Henry V d. Kenneth Branagh, 1989
The trio of Pistol, Bardolph, and Nym is shown to be - rather than a troupe of bawdy jesters, as in Olivier's film - morally decrepit thieves, forsaken by their once Prince Hal, now King Harry. Their relation to Harry is fleshed out through a series of flashbacks, showing the onetime friendship shared by them. The idea that comes of this is personal gain at the expense of friendship and the wellbeing of others. Prince Hal was the savior for these three and their cohort, John Falstaff; his ascension to the throne meant freedom from poverty and the law for this band of waywards. But Hal forgets them. In a flashback, he tells Falstaff, "I know you not, old man." He lets Bardolph hang for stealing. Worst of all, Hal's reason for entering war with France, and putting thousands of men in harm's way, is the procurance of wealth and land; a procurance that, even though pursued with "right and conscience," is built on tenuous reason. When Pistol says, "To England will I steal, and there I'll steal," the implication is that, even though the war is won, he is still left with nothing. When war is won, the nobility benefits, when war is lost, the commoner dies.
This theme is muddled slightly by the virtuoso speechifying of Branagh, as King Harry. His Crispian speech in particular, rallying the spirits of the men, causes one to forget entirely that Harry's war with France is based on the clergy creating a diversion to steer his attention away from a bill of law.

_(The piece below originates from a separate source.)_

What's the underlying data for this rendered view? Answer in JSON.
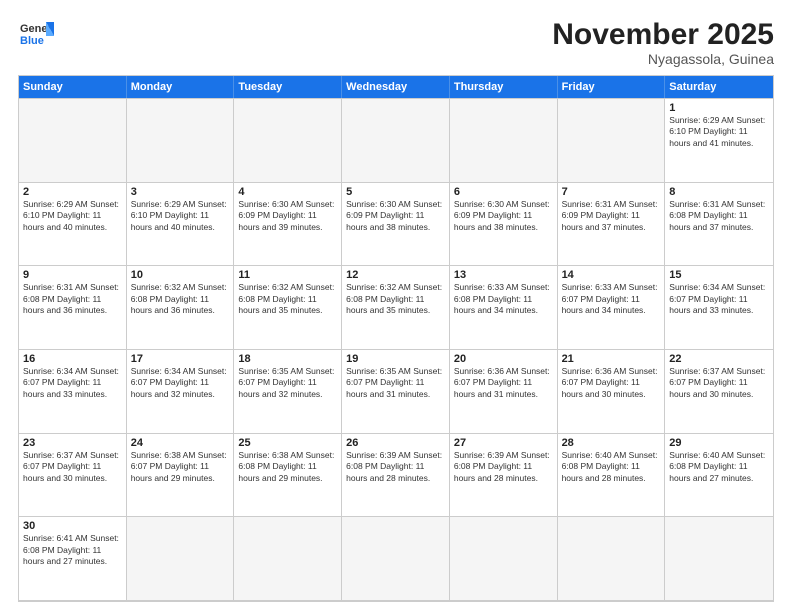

The question arises: is Branagh portraying the king in this manner to further differentiate between the ruling and working class, or is he saying that the king is justified regardless of the consequences? (A third option posits that Branagh is oblivious to Shakespeare's themes, but I find that hard to believe considering his expert understanding of pretty much every other aspect of the play.) The answer is ambiguous, but it seems that Branagh emphasizes Harry's character to show the obliviousness of the nobility to the realities of war. In the final scene, Harry tells Katherine, "Nice customs curtsy to great kings [...] we are the makers of manners." In essence, Harry is saying that the nobility is above the law; they make the law, ergo they can bend the law to their will. Earlier, in what first appears to be a throwaway scene, Katherine and her attendant, Alice, speak (in French) about the translation to English of body part names. Hand, fingers, nails, arm, elbow, et cetera – they go on until they reach "foot" and "gown," wherein the English translations sound similar to the French words for "fuck" and "cunt." The point of the scene is not humor - the point is the pettiness of the ruling class, and their obliviousness to the realities of war. Katherine is not expected to go fight in the war, but her social stature demands, at least, knowledge of, and interest in the current political climate rather than coy exchanges of vulgarity. Her negligence stands for that of the entire nobility - even though they send the men to war, they do not understand the gravity of that action.
Formally, Branagh's staging is fantastic: the battle at Agincourt becomes a ballet of blood, mud, and men; the campfire scene is bathed in dark oscuro tones, and throughout Branagh nods a slight homage to his antecessor, Olivier. Derek Jacobi, as the Chorus, falters a bit, lending a Marty Stouffer's Wild America ambiance to the otherwise note-perfect atmosphere.
Branagh chose to deemphasize the frivolity of Henry V and accentuate the tragedy. Contrasting Olivier's Henry V, Branagh's adaptation shows how rich the source material is. Both works are true to the spirit of the play. I prefer Branagh's, finding the thematic territory deeper and of greater worth. It succeeds on so many levels - as entertainment, social commentary , and political doctrine - that it must be considered both a great film and adaptation.